Downgraded and set aside by the white feminist movement, and black freedom movement, African American women needed their voice and place to protect their interests, and that of the black community. “Although black women and men had struggled equally for liberation during slavery and much of the Reconstruction era, black male political leaders upheld patriarchal values. As black men advanced in all spheres of American life-- they encouraged black women to assume a more subservient role” (Hooks Ain’t I 4). Their much awaited representation found itself in black feminism and later on womanism propelled by many black women writers like Gloria Naylor, Alice Walker, Toni Morrison, Sonia Sanchez, Toni Cade Bambara, Maya Angelou, and critics like Barbara Smith, Barabra Christian, Bell Hooks, Patricia Hills Collins, to name a few. They took up the onerous task of showcasing, speaking up, and speaking for black women individually as well as collectively. Mary Helen Washington talking about the stereotypes of black women has succinctly pointed out the bias deeply embedded in American society. She has said:
Stereotypes about black women abound like weeds in this society. It is common practice to make slick, easy generalizations about them.

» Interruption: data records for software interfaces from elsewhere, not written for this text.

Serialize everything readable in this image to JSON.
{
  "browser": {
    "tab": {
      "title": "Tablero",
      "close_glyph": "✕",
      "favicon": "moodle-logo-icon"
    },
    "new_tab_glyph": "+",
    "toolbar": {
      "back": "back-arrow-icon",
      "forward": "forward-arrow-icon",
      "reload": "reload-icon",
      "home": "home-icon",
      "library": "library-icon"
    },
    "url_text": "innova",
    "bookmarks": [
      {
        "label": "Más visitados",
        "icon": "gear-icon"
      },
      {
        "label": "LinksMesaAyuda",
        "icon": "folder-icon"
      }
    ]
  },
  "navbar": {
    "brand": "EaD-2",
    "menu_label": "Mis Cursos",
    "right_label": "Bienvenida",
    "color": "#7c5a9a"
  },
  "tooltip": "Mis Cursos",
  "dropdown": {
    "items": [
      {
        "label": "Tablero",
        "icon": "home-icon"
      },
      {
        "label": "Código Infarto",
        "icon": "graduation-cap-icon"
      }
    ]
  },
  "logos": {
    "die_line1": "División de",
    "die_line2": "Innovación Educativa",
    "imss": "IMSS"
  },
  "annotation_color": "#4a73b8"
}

Statements such as, black women have always been strong, they have always been liberated, they're treated better than black men, they're evil, they're loud are made so frequently that they are accepted as known fact. The white media have been in on the act for a long time, of course, creating such perverted fantasies as . . . Sapphire, Pinky, and Aunt Jemima, which are adequate evidence of the abuse of the black woman's image. And the habit still persists. People other than the black woman herself try to define who she is, what she is supposed to look like, act like and sound like. And most of these creations bear very little resemblance to real live black women. (Washington IX)

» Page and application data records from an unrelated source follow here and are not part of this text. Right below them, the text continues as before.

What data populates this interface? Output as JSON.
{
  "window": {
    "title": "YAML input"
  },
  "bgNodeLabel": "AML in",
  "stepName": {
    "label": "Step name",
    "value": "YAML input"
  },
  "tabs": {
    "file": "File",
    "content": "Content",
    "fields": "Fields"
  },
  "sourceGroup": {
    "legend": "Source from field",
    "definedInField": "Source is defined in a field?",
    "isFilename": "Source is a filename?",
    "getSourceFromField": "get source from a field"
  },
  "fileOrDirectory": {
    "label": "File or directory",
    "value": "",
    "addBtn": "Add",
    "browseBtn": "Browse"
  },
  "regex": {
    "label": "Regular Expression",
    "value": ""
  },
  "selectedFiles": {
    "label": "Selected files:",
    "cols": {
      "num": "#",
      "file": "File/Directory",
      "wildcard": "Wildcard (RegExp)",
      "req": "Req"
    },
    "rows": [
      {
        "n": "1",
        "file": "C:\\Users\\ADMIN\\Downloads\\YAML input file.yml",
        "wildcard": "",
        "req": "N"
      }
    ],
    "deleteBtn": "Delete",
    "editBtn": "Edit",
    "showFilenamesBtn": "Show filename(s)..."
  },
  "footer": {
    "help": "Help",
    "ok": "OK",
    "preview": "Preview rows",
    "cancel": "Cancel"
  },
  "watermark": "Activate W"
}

Hooks has pointed out that white women fail to understand black woman’s needs by succinctly stating that “as victims of racism black women were subjected to oppressions no white woman was forced to endure” (Hooks Ain’t I 122-123). Black women writers have clearly stated why there is a need to usher in black feminism or womanism, and the need to develop black feminist consciousness or womanist consciousness to uplift themselves. Being both black and female, African American women writers write from their point of view about black lives, true to real life. As remarked by Claudia Tate:

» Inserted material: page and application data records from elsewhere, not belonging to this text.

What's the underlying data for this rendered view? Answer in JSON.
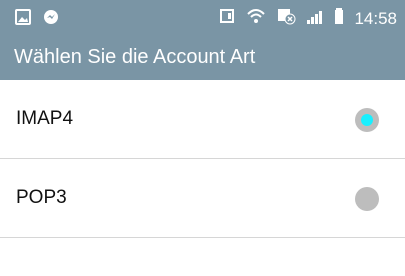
{
  "status_bar": {
    "time": "14:58",
    "icons_left": [
      "gallery-icon",
      "messenger-icon"
    ],
    "icons_right": [
      "nfc-icon",
      "wifi-icon",
      "notification-sync-icon",
      "signal-icon",
      "battery-icon"
    ]
  },
  "header": {
    "title": "Wählen Sie die Account Art"
  },
  "options": [
    {
      "label": "IMAP4",
      "selected": true
    },
    {
      "label": "POP3",
      "selected": false
    }
  ],
  "colors": {
    "header_bg": "#7a95a5",
    "radio_selected": "#18f0ff",
    "radio_unselected": "#bdbdbd"
  }
}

- Quote paper
- Ratna Hasanthi Dhavaleswarapu (Author), 2021, Ethnicity, Racism, Sexism, Classism, and Gender Dissonance in Alice Walker’s Now Is the Time to Open Your Heart, Munich, GRIN Verlag, https://www.grin.com/document/1003497